It’s been a tough year in Edina, the small town on the west side with a dream. Yes, we made the All Hockey Hair Team, but our varsity boys’ team stumbled in the state tournament. Thankfully, the girls’ team won its second straight, so another banner will fly at Braemar Arena.
But away from the rink, trouble brewed. The Center of the American Experiment carpet-bombed every residence in Edina last fall with a publication that alleged a liberal bias in Edina schools. A related group endorsed three conservative candidates in our nonpartisan school board election, one of whom won. And yet another related group sued the School District, alleging that the young conservatives club had been banned at the high school. Each of these incidents garnered headlines in the Star Tribune.
Behind the headlines, however, lies the real truth: Edina is doing just fine, thank you very much. According to the Minnesota Department of Education, 2017 graduates of Edina High School had the highest average ACT scores of any public high school in the state at 26.3, besting our rivals Minnetonka (25.7), Wayzata (25.4) and Orono (25.1). Somehow, these data didn’t make it into any of Katherine Kersten’s columns.
The school board seems to have weathered the partisan storm, at least for this cycle. Back in November, my mom’s hairdresser told her that she was voting for some of the conservatives and some of the liberals. My mother, who served a dozen years on the Edina school board in the 1980s and ’90s, made it clear that the nonendorsed candidates were not “liberal” but nonpartisan, as they should be.

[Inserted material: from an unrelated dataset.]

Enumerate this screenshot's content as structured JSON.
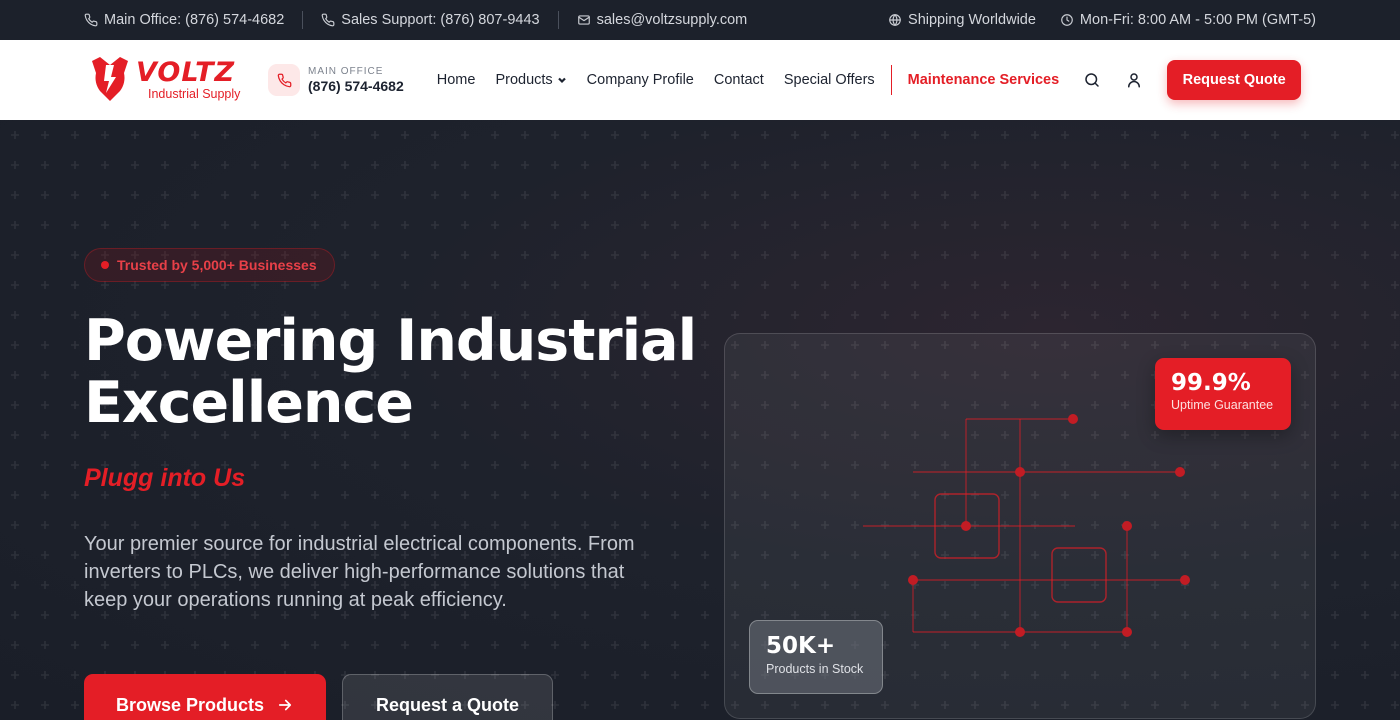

And a couple of intrepid student journalists (who happen to be my offspring) wrote an article in the high school’s Zephyrus newspaper about the lawyer who brought the suit against the School District, Erick Kaardal. It turns out, according to his 2013 book, “The Rebirth Constitution,” that he intends his neopopulist revolution to sow discord in society, dispose of the existing U.S. Constitution and provoke “spiritual violence” so that “orthodox Christianity will emerge as the dominant cultural force” in our country. Oh, he also calls for the end of public education.
So these are the forces that have attacked my hometown in the last year. I don’t know why the Center of the American Experiment targeted Edina. I’m just guessing here, but maybe some of the center’s major donors are my neighbors.
I thought of all of this last week, when I attended a reception for high school seniors who had been accepted to Dartmouth College, my alma mater. There were five, including my son, from Edina in the room, and no more than two from any other school — public or private. Edina schools are doing just fine, I thought.
And then I thought about this: My son turned 18 last week, meaning he’ll vote in the midterms this year. Politically, he’s a centrist. But based on the behavior he’s seen from conservatives in Edina (and at the national level), I’d be surprised if he votes for a single Republican in November. And I bet he’s not alone in that.
Tony Jones is a writer and editor and a third-generation Edinan.